**The task**
Among the lines of the entries below, count those containing the word "hint" and answer with the number only.

*** Opening Supplied information ***

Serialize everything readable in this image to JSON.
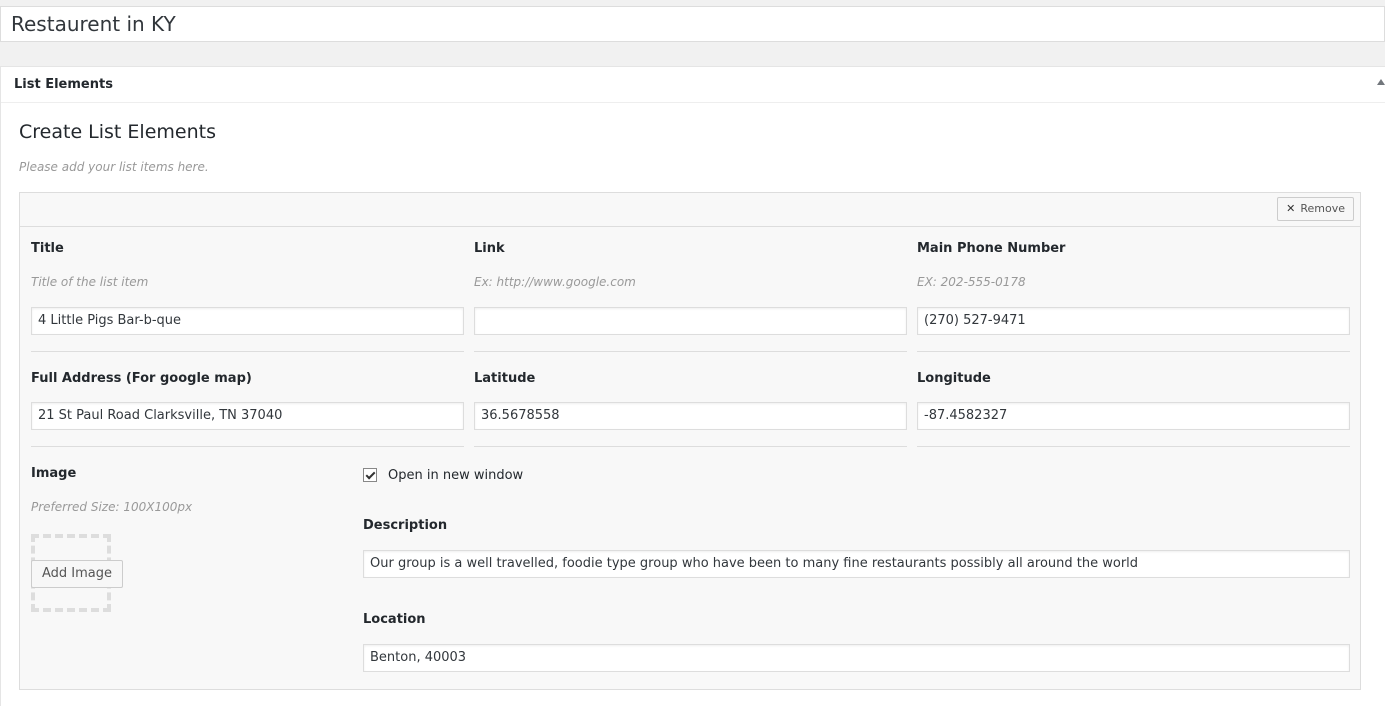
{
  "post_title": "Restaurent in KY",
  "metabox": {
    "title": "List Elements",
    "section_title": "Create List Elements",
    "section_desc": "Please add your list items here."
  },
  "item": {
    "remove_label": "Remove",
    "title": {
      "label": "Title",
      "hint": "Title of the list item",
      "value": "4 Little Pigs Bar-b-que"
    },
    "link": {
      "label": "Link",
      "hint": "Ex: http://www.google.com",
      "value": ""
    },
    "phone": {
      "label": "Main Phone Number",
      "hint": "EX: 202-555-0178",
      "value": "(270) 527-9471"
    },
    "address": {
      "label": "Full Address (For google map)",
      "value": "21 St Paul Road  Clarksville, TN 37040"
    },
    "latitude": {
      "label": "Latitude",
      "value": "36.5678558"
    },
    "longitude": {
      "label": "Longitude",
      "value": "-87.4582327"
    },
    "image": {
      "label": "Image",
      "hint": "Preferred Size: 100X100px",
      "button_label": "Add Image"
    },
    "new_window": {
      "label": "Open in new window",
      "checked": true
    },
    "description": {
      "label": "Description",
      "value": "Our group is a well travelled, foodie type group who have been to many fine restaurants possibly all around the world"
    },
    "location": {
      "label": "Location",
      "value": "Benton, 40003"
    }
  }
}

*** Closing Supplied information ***
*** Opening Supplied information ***

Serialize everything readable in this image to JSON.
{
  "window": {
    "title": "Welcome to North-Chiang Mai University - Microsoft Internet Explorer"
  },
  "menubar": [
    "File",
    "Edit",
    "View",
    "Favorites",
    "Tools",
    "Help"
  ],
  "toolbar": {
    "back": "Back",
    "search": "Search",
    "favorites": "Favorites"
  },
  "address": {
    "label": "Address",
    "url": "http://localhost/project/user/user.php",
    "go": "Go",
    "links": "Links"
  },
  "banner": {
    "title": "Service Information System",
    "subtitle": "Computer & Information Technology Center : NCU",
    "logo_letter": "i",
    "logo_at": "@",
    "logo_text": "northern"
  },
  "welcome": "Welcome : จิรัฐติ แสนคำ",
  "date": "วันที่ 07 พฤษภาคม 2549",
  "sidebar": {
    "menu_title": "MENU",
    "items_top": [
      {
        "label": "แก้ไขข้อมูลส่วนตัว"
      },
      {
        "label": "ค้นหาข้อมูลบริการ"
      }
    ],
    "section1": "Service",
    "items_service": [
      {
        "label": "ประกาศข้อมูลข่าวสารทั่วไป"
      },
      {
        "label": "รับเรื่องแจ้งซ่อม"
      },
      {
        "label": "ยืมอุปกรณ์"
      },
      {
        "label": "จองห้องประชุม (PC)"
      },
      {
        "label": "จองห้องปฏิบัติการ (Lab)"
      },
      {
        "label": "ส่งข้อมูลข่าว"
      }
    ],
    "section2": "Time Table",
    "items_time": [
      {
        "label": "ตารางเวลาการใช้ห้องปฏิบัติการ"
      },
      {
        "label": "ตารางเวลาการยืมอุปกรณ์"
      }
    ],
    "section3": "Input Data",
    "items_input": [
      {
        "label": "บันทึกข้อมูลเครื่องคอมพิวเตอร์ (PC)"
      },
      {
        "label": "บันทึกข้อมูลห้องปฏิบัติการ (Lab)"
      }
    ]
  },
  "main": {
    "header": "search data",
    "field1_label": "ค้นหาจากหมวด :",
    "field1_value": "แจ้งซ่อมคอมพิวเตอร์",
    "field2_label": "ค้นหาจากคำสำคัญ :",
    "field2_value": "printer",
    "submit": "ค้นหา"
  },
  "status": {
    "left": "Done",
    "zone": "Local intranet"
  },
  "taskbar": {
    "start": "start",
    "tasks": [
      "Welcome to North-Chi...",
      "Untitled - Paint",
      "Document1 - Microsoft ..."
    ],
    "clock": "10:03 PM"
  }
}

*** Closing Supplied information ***

**Output for this task**
4